The input:
· · ·
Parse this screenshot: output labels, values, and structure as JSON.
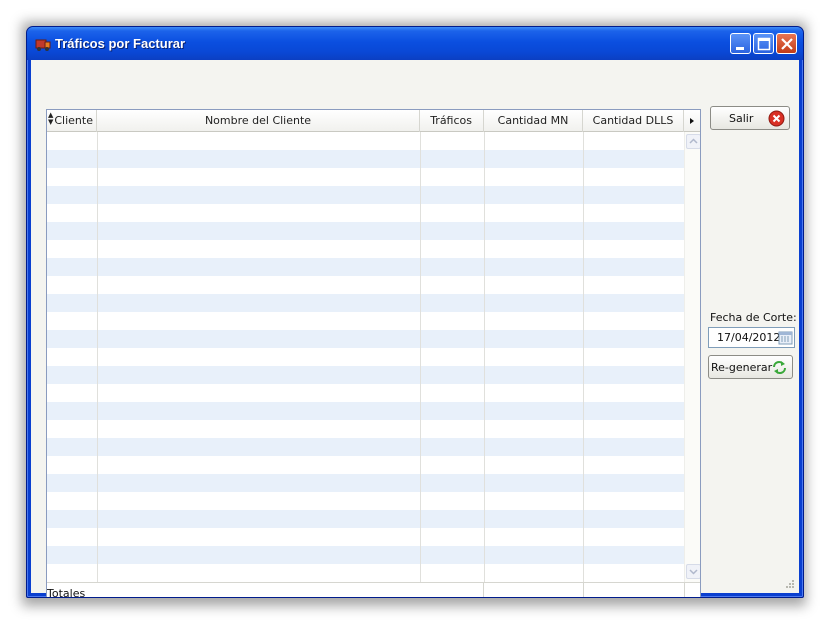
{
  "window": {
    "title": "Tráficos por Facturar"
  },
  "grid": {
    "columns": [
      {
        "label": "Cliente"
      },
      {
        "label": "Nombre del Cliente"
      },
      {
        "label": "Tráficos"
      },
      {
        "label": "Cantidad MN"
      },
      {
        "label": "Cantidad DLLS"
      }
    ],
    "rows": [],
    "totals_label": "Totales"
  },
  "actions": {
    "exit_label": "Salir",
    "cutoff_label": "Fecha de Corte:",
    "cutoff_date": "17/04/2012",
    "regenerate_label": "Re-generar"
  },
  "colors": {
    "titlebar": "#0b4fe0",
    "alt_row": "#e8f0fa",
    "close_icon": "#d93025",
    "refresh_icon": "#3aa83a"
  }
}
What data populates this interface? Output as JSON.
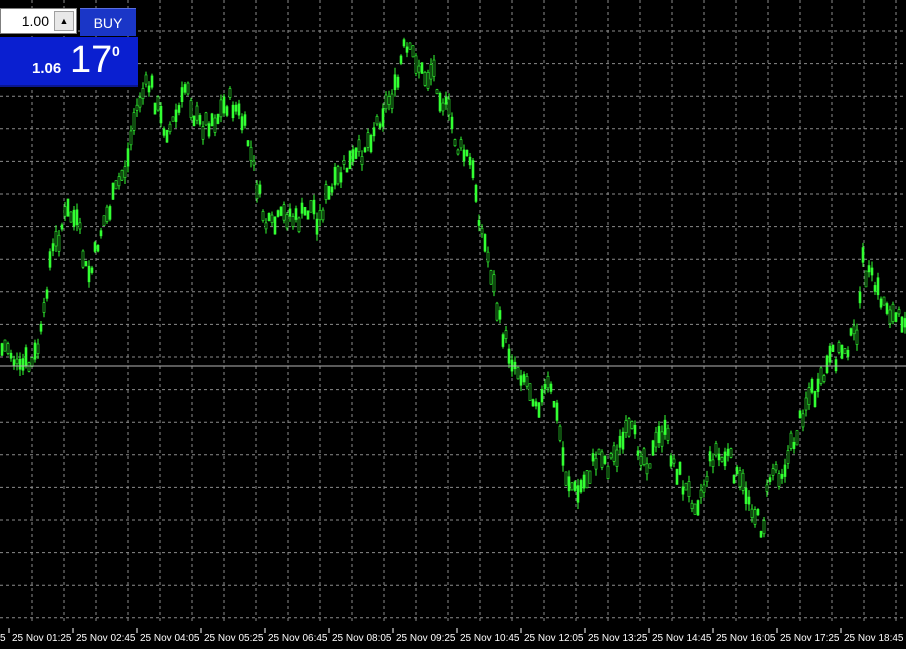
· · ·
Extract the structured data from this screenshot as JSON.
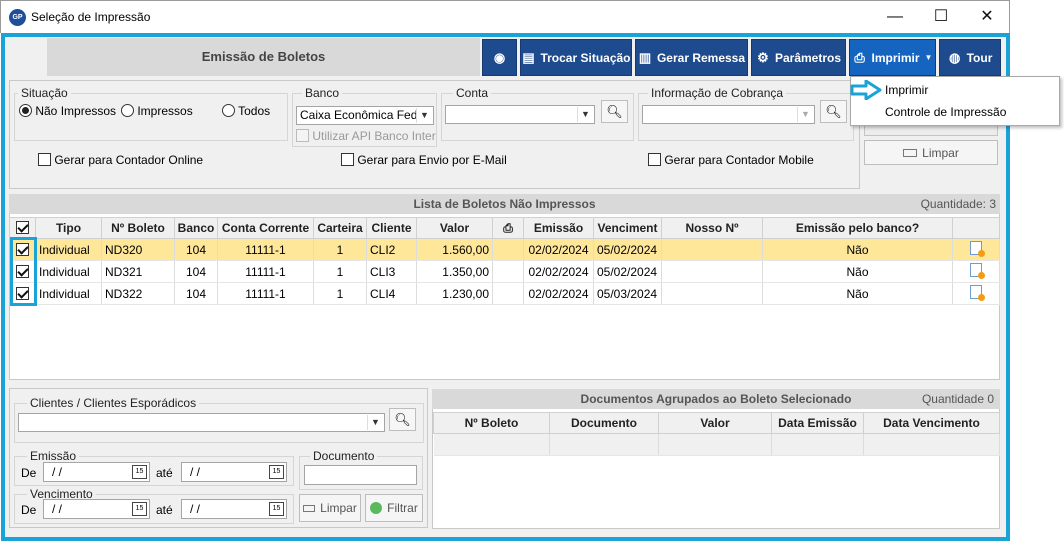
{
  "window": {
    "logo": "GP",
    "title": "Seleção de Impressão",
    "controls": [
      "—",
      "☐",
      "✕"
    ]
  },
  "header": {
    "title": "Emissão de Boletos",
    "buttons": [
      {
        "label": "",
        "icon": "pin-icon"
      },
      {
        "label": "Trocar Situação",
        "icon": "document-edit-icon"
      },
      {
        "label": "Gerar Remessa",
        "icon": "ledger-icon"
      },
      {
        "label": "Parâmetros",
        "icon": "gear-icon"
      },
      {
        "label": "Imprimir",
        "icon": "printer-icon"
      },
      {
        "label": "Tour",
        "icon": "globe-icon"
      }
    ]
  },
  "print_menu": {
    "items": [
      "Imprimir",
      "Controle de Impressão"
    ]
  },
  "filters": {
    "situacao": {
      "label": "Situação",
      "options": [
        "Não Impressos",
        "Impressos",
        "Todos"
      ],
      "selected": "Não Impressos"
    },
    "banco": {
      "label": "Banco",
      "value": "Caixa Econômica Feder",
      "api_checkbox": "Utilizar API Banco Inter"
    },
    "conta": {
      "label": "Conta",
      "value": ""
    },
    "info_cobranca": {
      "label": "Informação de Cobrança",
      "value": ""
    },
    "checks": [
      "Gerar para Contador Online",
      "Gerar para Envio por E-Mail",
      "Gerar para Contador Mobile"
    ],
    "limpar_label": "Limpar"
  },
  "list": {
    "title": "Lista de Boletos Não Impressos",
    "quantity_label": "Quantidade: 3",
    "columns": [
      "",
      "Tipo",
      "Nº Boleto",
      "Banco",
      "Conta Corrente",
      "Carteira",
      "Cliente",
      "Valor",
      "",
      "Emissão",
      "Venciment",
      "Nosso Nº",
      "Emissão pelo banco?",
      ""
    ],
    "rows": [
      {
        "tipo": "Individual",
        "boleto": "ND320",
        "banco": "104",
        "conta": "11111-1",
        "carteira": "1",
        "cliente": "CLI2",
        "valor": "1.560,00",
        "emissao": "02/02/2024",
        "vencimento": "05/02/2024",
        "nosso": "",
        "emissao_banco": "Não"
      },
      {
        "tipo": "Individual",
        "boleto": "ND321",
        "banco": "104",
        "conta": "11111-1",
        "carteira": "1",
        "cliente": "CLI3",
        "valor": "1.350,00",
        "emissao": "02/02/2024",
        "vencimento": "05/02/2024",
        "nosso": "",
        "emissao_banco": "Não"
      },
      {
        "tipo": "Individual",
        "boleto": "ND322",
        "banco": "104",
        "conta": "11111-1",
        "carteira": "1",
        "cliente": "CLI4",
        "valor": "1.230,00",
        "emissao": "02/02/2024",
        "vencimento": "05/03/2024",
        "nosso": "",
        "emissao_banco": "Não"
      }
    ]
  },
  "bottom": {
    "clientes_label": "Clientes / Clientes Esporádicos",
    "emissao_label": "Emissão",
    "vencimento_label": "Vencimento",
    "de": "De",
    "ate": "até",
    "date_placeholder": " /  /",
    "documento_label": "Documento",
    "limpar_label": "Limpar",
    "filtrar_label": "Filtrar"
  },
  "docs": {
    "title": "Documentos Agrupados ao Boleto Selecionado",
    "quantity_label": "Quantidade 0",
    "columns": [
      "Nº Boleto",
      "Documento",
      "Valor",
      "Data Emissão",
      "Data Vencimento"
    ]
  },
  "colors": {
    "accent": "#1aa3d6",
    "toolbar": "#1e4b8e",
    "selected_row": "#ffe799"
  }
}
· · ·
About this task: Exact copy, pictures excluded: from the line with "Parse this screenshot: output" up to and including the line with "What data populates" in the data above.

Solved exercise:
Parse this screenshot: output labels, values, and structure as JSON.
{
  "window": {
    "title": "Tráficos por Facturar"
  },
  "grid": {
    "columns": [
      {
        "label": "Cliente"
      },
      {
        "label": "Nombre del Cliente"
      },
      {
        "label": "Tráficos"
      },
      {
        "label": "Cantidad MN"
      },
      {
        "label": "Cantidad DLLS"
      }
    ],
    "rows": [],
    "totals_label": "Totales"
  },
  "actions": {
    "exit_label": "Salir",
    "cutoff_label": "Fecha de Corte:",
    "cutoff_date": "17/04/2012",
    "regenerate_label": "Re-generar"
  },
  "colors": {
    "titlebar": "#0b4fe0",
    "alt_row": "#e8f0fa",
    "close_icon": "#d93025",
    "refresh_icon": "#3aa83a"
  }
}
What data populates this interface? Output as JSON.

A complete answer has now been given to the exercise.